Two years after being shut down by the courts, and a year after it was bought by the software company Roxio for just $5m (£3m), Napster relaunched with half a million songs from the major labels that were once its sworn enemy.
The songs are on offer for 99 cents each, or $9.99 for an album. The service is presently available only in the US.
The anarchic free system of the original, used by up to 60 million people at its height, attracted the ire of musicians and music industry alike. In two lawsuits the heavy metal band Metallica and the rap artist Dr Dre named and had banned more than 580,000 people they said were downloading their music illegally through the service, and Eminem said he would beat up anyone he found putting his songs online.
But the original Napster also had supporters among musicians including Courtney Love, Janis Ian and Chris Blackwell, the founder of Island Records, which put Bob Marley on the map. He praised the system's potential as a promotional tool.
Unlike the anarchic free system of the original, in which people could download MP3 music files that would play on any computer, the new version uses a special file system that cannot be shared with other people. That may create a problem because the format will not play on the most popular digital music player, Apple Computer's iPod. There will also be limits on how many copies of a particular song can be "burnt" on to CD . However Chris Gorog, Roxio's chairman and chief executive, said it would not be a problem. "Ninety-nine per cent or more of our Napster users will never bump their heads against any usage rules," he said.
Bruce Tognazzini, an expert in computer usability, said yesterday:"It could work, but it's going to be an uphill battle because everybody has gone and learnt to use the new systems."
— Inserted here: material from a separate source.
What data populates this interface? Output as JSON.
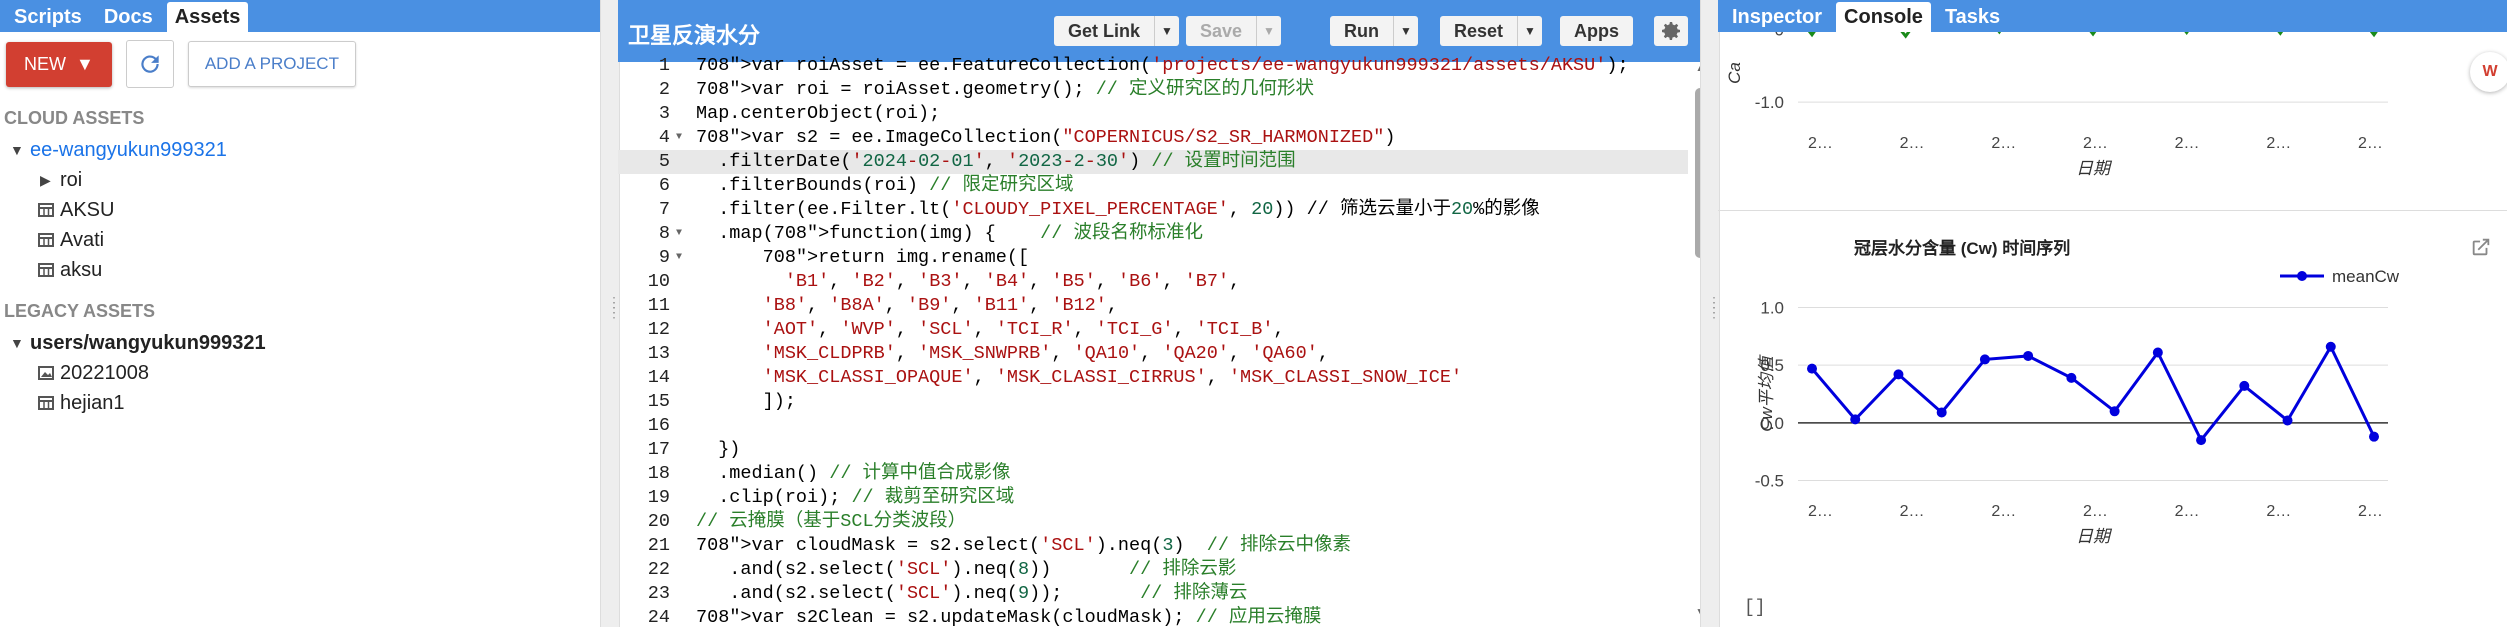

The shutdown of the original Napster inspired the creation of decentralised systems such as KaZaA, which unlike Napster have no central record of their users or what files are swapped. Last month an American judge ruled that KaZaA is legal because it could be used to swap uncopyrighted information. In response, the US record industry is now suing hundreds of individual users it says have committed piracy by offering or downloading files online.
Roxio is betting the revived Napster brand name will help set its service apart from the bevy of other digital music retailers that have launched since Apple Computer introduced its US-only iTunes Music Store in April.Reuse content